It was unusual for Island Federal Arena to host a Pac-12 team. However, after the Stony Brook women’s basketball team stunned Washington State with a 69-62 victory on Sunday, Dec. 19, it’s safe to say that the seemingly daunting task was not too challenging for this hyped Seawolves squad.
This highly-anticipated matchup came together just three days ago. Stony Brook (9-1) had its upcoming Tuesday game against Hofstra canceled due to the Pride’s COVID-19 issues, while Washington State (8-3) could not play their scheduled game against Cornell on Sunday due to the outbreak in Ithaca. These occasions set up the first-ever meeting between the Seawolves and the Cougars.
The last-minute schedule change would not be an easy one, though; per the NCAA’s NET metric, the Washington State Cougars were the second-toughest team the Seawolves would face all season behind Fordham. It was also a difficult trip for the Cougars, who had to play BYU in Utah 24 hours before Sunday’s tip-off and landed in New York at 3 a.m.
“We’ve beaten a Big East team, we’ve beaten a Big Ten team, and I challenged [our players] because I wanted to beat a Pac-12 team as well,” head coach Ashley Langford said in a postgame press conference. “[We’re] in the history books as the team that beat all three of those power conferences in one year.”
Washington State jumped out with an early 10-4 lead over Stony Brook after just three minutes of play in the first quarter. During this run, the Cougars saw two 3-pointers come from sophomore guard Charlisse Leger-Walker, who would finish the game with a team-leading 19 points.
Despite this early 3-point success, Washington State was held to a 20% 3-point percentage throughout the remainder of the game, in large part due to a quick readjustment by Langford and the Seawolves on the defensive end. Stony Brook immediately recognized the fact that Washington State was draining stop-and-shoot threes. Thus, Langford made it clear to her team that putting an end to these outside shots would keep the Seawolves in the game.

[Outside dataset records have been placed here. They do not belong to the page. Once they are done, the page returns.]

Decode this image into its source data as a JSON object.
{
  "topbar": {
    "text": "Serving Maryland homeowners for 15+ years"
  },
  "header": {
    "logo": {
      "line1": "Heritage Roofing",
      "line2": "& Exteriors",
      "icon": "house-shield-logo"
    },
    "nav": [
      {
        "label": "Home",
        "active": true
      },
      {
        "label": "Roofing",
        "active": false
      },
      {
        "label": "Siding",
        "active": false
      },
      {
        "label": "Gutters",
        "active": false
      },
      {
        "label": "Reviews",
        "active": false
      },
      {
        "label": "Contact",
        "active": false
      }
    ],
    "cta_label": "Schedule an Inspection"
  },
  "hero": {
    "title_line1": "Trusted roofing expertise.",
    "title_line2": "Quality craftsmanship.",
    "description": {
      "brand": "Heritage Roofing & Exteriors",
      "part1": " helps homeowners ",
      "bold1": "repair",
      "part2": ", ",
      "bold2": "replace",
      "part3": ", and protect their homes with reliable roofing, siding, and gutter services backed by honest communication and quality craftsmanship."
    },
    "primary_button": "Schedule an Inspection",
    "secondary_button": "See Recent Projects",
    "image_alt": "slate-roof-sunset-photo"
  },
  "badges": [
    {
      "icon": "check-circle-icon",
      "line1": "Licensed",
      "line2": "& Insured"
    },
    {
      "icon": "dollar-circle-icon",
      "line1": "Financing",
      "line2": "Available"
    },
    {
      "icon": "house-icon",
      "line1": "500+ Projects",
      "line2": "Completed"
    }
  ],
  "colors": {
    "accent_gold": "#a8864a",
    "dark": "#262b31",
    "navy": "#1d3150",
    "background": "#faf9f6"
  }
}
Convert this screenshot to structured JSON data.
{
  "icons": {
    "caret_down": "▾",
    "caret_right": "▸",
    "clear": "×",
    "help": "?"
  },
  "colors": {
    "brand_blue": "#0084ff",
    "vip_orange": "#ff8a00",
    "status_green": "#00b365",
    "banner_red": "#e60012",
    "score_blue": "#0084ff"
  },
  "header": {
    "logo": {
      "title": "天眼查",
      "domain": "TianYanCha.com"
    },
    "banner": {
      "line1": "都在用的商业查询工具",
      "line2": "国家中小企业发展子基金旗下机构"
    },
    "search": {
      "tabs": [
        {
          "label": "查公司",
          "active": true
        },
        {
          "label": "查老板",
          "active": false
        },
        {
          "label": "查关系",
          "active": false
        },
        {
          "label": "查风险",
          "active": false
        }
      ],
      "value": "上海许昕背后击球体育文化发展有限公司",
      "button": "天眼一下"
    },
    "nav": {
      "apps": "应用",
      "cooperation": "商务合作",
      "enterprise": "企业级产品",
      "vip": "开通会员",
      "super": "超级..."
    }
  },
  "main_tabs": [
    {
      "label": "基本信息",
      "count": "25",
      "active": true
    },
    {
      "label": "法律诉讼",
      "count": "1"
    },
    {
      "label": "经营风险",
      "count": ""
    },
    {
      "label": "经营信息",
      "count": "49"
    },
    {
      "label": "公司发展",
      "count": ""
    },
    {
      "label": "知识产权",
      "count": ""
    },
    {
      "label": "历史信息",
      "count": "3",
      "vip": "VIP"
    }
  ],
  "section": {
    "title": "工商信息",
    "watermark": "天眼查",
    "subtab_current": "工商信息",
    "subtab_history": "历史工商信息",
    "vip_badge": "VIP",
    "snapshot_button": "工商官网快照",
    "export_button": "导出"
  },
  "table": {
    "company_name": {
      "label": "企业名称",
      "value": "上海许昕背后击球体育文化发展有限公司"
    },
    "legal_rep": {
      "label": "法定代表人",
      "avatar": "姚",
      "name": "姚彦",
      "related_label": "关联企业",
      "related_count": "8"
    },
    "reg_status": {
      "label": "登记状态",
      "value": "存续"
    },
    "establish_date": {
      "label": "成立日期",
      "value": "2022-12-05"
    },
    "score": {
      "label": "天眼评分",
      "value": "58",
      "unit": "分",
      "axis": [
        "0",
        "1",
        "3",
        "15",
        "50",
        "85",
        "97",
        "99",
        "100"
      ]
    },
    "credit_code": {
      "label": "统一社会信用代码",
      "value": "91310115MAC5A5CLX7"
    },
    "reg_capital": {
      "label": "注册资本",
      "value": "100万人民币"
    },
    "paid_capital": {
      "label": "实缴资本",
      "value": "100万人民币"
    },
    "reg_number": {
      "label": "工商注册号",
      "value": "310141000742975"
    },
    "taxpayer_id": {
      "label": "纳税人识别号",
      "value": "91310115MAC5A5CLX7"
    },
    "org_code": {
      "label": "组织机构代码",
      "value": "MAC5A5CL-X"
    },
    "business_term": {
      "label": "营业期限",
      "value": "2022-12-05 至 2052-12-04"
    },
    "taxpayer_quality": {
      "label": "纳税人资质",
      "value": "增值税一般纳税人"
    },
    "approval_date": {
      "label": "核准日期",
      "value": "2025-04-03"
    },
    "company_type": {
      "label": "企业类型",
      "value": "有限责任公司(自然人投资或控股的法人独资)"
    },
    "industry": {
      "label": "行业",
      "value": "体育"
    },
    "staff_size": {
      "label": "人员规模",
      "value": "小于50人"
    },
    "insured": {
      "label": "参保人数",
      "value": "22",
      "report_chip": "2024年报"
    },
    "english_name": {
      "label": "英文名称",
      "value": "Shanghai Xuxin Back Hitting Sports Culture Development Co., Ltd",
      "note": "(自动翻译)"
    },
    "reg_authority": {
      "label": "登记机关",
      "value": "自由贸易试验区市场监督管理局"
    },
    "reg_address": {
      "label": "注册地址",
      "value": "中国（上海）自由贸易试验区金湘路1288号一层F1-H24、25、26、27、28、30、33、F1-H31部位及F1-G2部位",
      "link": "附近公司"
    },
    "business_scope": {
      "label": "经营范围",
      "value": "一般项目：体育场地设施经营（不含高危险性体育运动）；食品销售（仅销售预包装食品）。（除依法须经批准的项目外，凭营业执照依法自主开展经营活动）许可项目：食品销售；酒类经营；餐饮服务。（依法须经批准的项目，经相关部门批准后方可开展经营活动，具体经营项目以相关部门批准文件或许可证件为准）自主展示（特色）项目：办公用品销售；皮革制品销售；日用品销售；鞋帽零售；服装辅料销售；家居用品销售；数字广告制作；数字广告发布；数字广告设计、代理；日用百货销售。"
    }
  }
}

“They’re really good when they’re just standing and they can catch-and-shoot,” Langford said. “That’s usually three points. We were trying to get them to move, so we were going under ball screens to start. Sometimes we were going over if there was enough room, but we wanted them to take threes off the dribble. I think that makes a difference.”
The Seawolves worked their way back to tie up the physically larger Cougars to end the first period. They carried their hard-nosed mentality into the second quarter, seeing notable contributions from graduate forward India Pagan and senior guard Annie Warren. Pagan, who made her return in the team’s last outing against Penn, put up 12 points and four rebounds. Warren had missed the team’s last two games, but made a strong comeback with 14 points, three rebounds, and one assist.
“It felt good to be back out there,” said Warren. “You definitely, definitely miss it. It was nice being patient, letting it come to me, not forcing shots and playing with my teammates.”
Warren and Pagan provided a much needed offensive presence throughout the first half of play. By halftime, Stony Brook and Washington State were in a 27-27 stalemate. It was clear that one of these teams would have to really buckle down on defense to give their offense a shot at breaking away with the lead in the late going.
The Seawolves were up for the challenge.
Stony Brook’s momentum carried over into the second half, as the team finally jumped out to a five-point lead over the Cougars with 5:00 left to play in the third quarter. The Seawolves went 9-for-13 from the floor and 3-for-4 from the 3-point line during the frame. Much of their offensive success came thanks to the efforts of senior guard Earlette Scott. Scott would have a day to remember on Sunday, racking up a team-high 20 points and a 50% field goal percentage.
The icing on the cake for Scott came in the form of an acrobatic drive into the paint where she dodged three defenders, completed a mind-bending reverse layup, and drew a personal foul for the and-one. Scott’s play, which was undoubtedly the play of the game for the Seawolves, was also a turning point for their offense.
“I just tried to get a stop, honestly,” said Scott. “I knew the offense would come, so I just tried to stay aggressive and follow the coach’s game plan.”
Scott, who punctuated the play with a slide to the floor and a roar of satisfaction, gave the Seawolves the jolt of confidence that they needed to prevail over the Cougars. The team received huge contributions from bench players in particular during the third period, including an 80% shooting and a huge 3-pointer from sophomore forward Kelis Corley. By the end of the third, Stony Brook had a three-point lead and was looking to pile on in the fourth.
“We preach ‘team, team, team,’ every single day,” Langford said. “We’ve shown that. Our leading scorer changes depending on who has it that game and who doesn’t. But we really just try to take the best shot, and sometimes the best shot ends up being for Scotty, ends up being for Annie, ends up being for Leighah, ends up being for India. Whoever it is is ready. But the balanced attack on offense and the depth that we have is what’s really helping us win these games and beat these big opponents.”
Against the odds, Stony Brook earned its first win over a Pac-12 opponent in program history. Having put together an impressive non-conference resume, the Seawolves next take the court on Thursday, Dec. 30 against NJIT to open America East play.